By Laura Bamberg – Global Sales Administrator
As a measurement tool, metrics vary in complexity, and they are not always a one-size-fits-all solution. One way your company finds success might not work for another. You should take into account your enterprise environmental factors to begin with, but you can complete a project (of any size and at any company) better by incorporating them into your project.
Metrics can be used throughout several phases of your project. Using metrics can ensure better project quality by helping you move forward faster with greater quality. The more information you can pin down and the more mistakes you can catch before they lead to other mistakes, the easier it is to complete your project on time, on budget, and with improved results compared to past projects. Here are some project components that benefit from the use of metrics:
Organizational Process Assets
In this tome (or database or dusty cabinet) lie answers to project questions you may not have even thought of, in the form of metrics. This is a good place to look before you even gather stakeholder requirements, especially if the information you need to present to stakeholders is still fuzzy – this will help that information coalesce.
Lately, I’ve seen several posts on LinkedIn about best practices of gathering stakeholder requirements or what to do if you’re having trouble communicating with your stakeholders. In my last post, I suggested that project managers should be firm with their stakeholders and managing those expectations. Metrics are a very good way to do that – if you can't give a stakeholder something that can be measured, how can you promise an end result? For example, if you’re building an oven, how can a stakeholder require better cooking performance if you don’t know what this is to begin with?
Project Management Plan
Because the plan contains the blueprint for your project and it’s updated frequently, it's never too late to add metrics to the plan. For example – let’s say that a material you are now using to build that oven means that it can cook more evenly at lower temperatures. Measuring this type of performance is an important metric, because it also means that cooking time is shorter than in any other oven your company has built – so you use this on your current project (especially when testing quality and performance), as well as future projects.

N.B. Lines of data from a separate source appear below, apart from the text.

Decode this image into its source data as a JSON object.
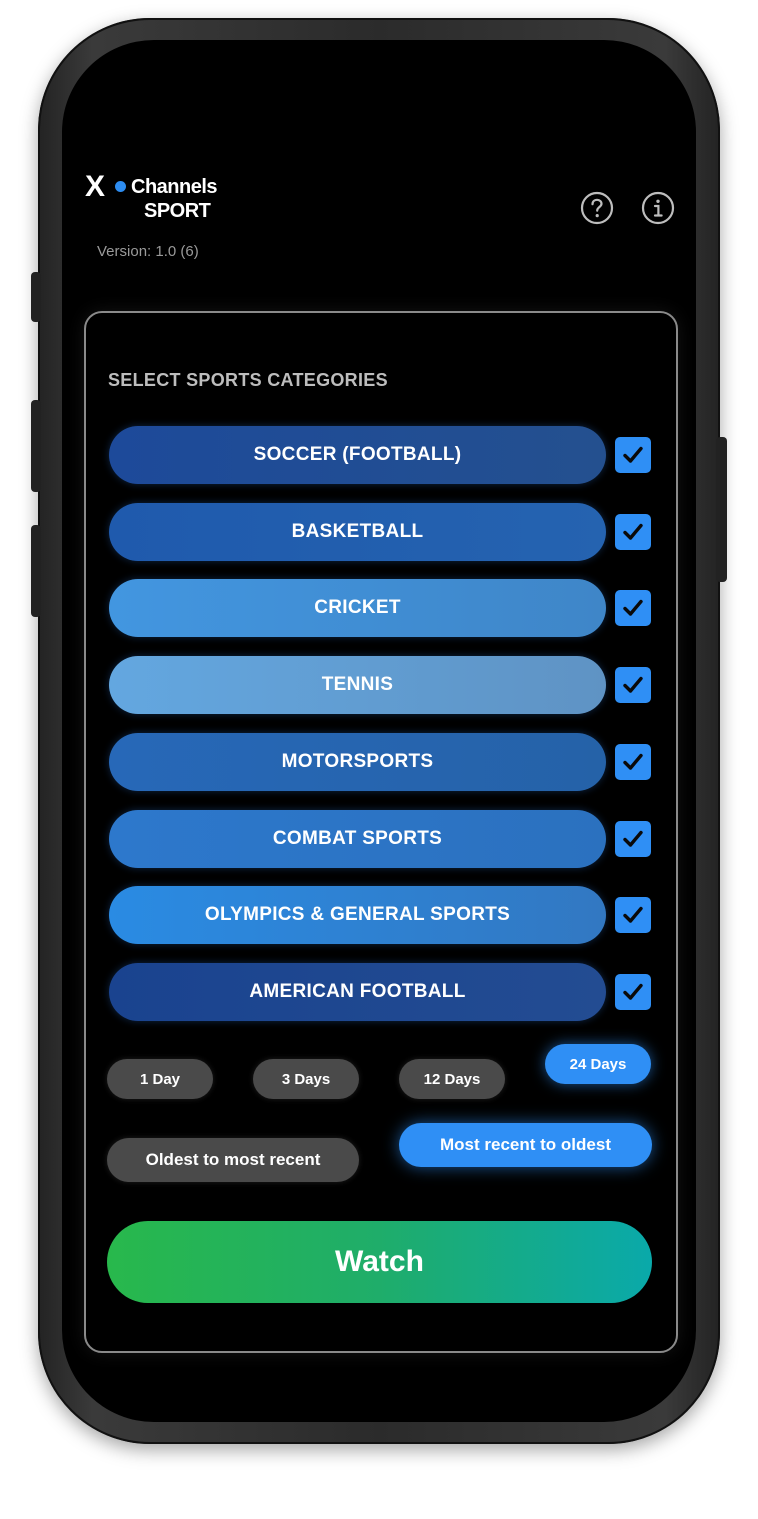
{
  "app": {
    "logo_x": "X",
    "logo_channels": "Channels",
    "logo_sport": "SPORT",
    "version": "Version: 1.0 (6)"
  },
  "header": {
    "help_icon": "question-circle-icon",
    "info_icon": "info-circle-icon"
  },
  "categories_title": "SELECT SPORTS CATEGORIES",
  "categories": [
    {
      "label": "SOCCER (FOOTBALL)",
      "checked": true,
      "color_start": "#1d4a9a",
      "color_end": "#24508f"
    },
    {
      "label": "BASKETBALL",
      "checked": true,
      "color_start": "#1f5aad",
      "color_end": "#2563b0"
    },
    {
      "label": "CRICKET",
      "checked": true,
      "color_start": "#4296e0",
      "color_end": "#3f86c8"
    },
    {
      "label": "TENNIS",
      "checked": true,
      "color_start": "#63a7e0",
      "color_end": "#5f93c4"
    },
    {
      "label": "MOTORSPORTS",
      "checked": true,
      "color_start": "#2768b8",
      "color_end": "#2562a8"
    },
    {
      "label": "COMBAT SPORTS",
      "checked": true,
      "color_start": "#2d78cc",
      "color_end": "#2b71bf"
    },
    {
      "label": "OLYMPICS & GENERAL SPORTS",
      "checked": true,
      "color_start": "#2a8be3",
      "color_end": "#3278c2"
    },
    {
      "label": "AMERICAN FOOTBALL",
      "checked": true,
      "color_start": "#1a438f",
      "color_end": "#234c92"
    }
  ],
  "time_range": {
    "options": [
      "1 Day",
      "3 Days",
      "12 Days",
      "24 Days"
    ],
    "selected": "24 Days"
  },
  "sort": {
    "options": [
      "Oldest to most recent",
      "Most recent to oldest"
    ],
    "selected": "Most recent to oldest"
  },
  "watch_label": "Watch",
  "colors": {
    "accent": "#2f8ff5",
    "watch_start": "#28b84c",
    "watch_end": "#0aa9aa",
    "chip_off": "#4a4a4a"
  }
}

For more perspective on this, see a post by Suresh Malladi, PMP regarding ways to improve your projects.
Here is another great area where metrics come in handy. Quality is often about measurements, so using metrics makes perfect sense. Comparing the quality of deliverables in your project to previous project deliverables can provide an excellent source for metrics. This is not always an apples to apples comparison, because every project is different, but it is still an effective tool to help gauge a project's success.
If you’ve never used metrics as part of your projects, quality control or project performance are two places you’d automatically expect to see them. Adam Thody wrote a piece on using metrics during the project performance evaluation and made the case that “post-project performance reviews” are not the only times you should look at lessons learned. He wrote that unless you set up metrics that people will actually use, you’re destined to fail.

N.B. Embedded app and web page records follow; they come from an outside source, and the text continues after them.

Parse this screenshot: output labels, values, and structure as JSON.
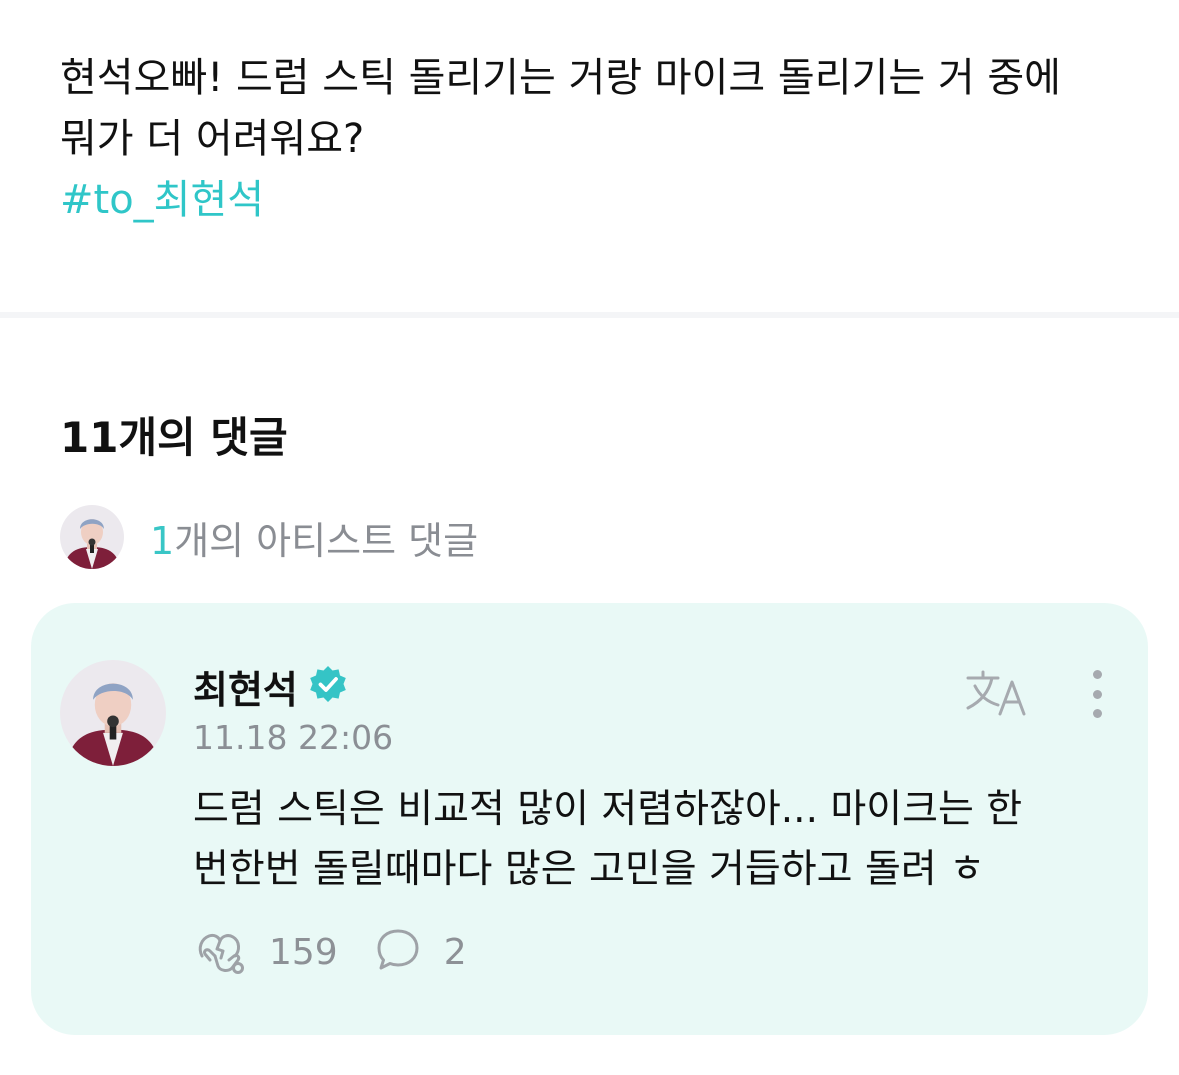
{
  "post": {
    "body": "현석오빠! 드럼 스틱 돌리기는 거랑 마이크 돌리기는 거 중에\n뭐가 더 어려워요?",
    "hashtag": "#to_최현석"
  },
  "comments_header": {
    "count_label": "11개의 댓글"
  },
  "artist_comments": {
    "count": "1",
    "label": "개의 아티스트 댓글"
  },
  "comment": {
    "author": "최현석",
    "verified": true,
    "timestamp": "11.18 22:06",
    "text": "드럼 스틱은 비교적 많이 저렴하잖아... 마이크는 한\n번한번 돌릴때마다 많은 고민을 거듭하고 돌려 ㅎ",
    "likes": "159",
    "replies": "2"
  },
  "colors": {
    "accent": "#2fc6c8",
    "card_background": "#e9f9f6",
    "muted_text": "#8b8f95",
    "verified_badge": "#35c4c6"
  },
  "icons": {
    "translate": "translate-icon",
    "more": "more-vertical-icon",
    "like": "heart-hands-icon",
    "reply": "speech-bubble-icon",
    "verified": "verified-badge-icon"
  }
}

So, why do people dislike using metrics, especially if they’ve not been consistently used on projects or if they change and become a bit more difficult? The short answer is that people don’t always like change! They wonder if it will take more time out of their busy day, if the metrics will actually benefit the project, or just create busy-work. Once you begin using metrics, you realize that even though they might not all be helpful, you still found measurements that provide overall value for your project. So, on your next project, you have a better idea of what type of metrics are needed. In order to create metrics your project team will use, you must have insight into what works best for your company, and this requires a bit of planning, but once you put the appropriate metrics into practice, what a difference they can make!